Body and Mind
- 78 Downloads
In his very brief, yet very significant discussion of the nature of physical bodies, Spinoza describes a hierarchy, or a series continuously increasing in degree of complexity. The simplest bodies are distinguished from one another only by their state of motion, but any contiguous group, which transmit to one another a constant proportion of motion and rest, may be regarded as a single individual; and a group of such groups, on similar conditions, constitutes a more complex unity.
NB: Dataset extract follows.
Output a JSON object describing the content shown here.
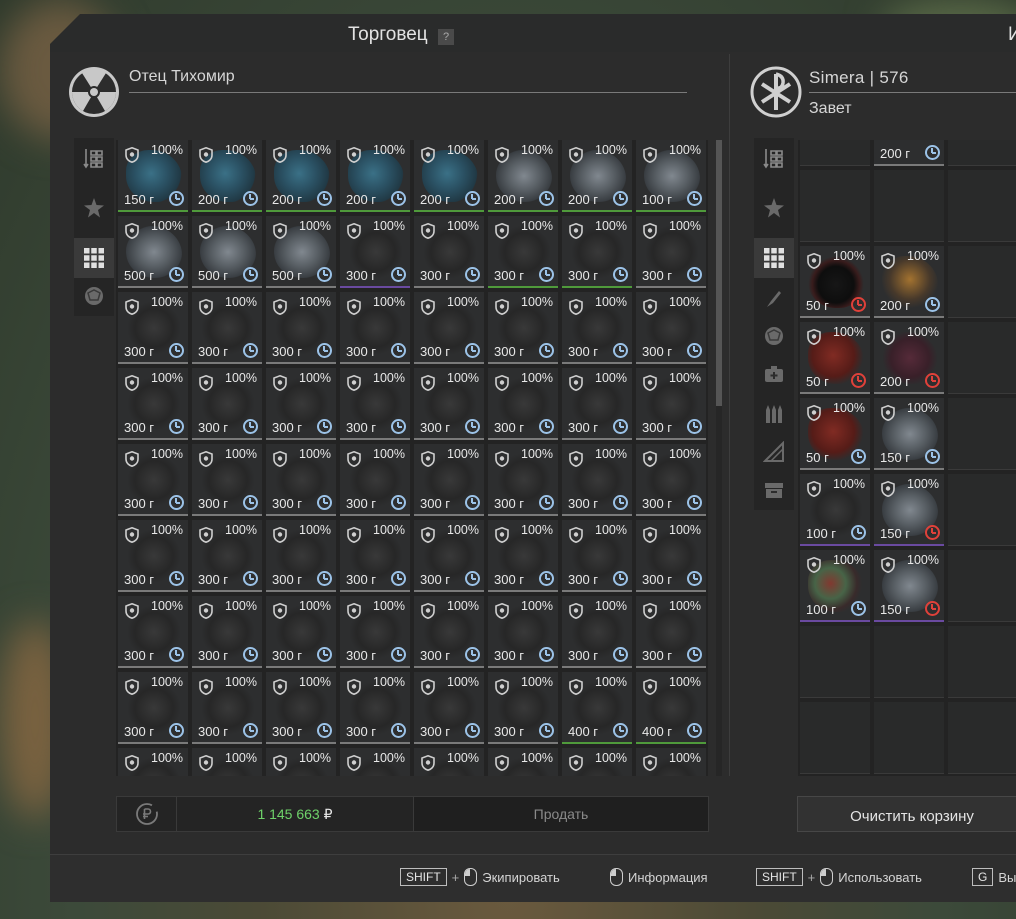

The series continues indefinitely until the physical universe is seen as one single whole governed by a principle of organization which determines the proportion of motion and rest transmitted from one to another of its internally distinguishable parts.
KeywordsHuman Mind Adequate Idea External Body Individual Thing Finite Mode
Unable to display preview. Download preview PDF.
- 8.Cf., for the elucidation and elaboration of this position, H. F. Hallet, “On a Reputed Equivoque in Spinoza,” Review of Metaphysics, III, 1949. Cf. also R. G. Collingwood, The New Leviathan ( Oxford, 1942 ), Part I, i–v.Google Scholar
- 11.Cf. Pollock, Spinoza, his life and Philosophy (London, 1899), p. 198.Google Scholar
- 39.Cf. Tijd, Maat en Getal, Meededelingen van Wege het Spinozahuis VII (Leiden, 1946), pp. llf.Google Scholar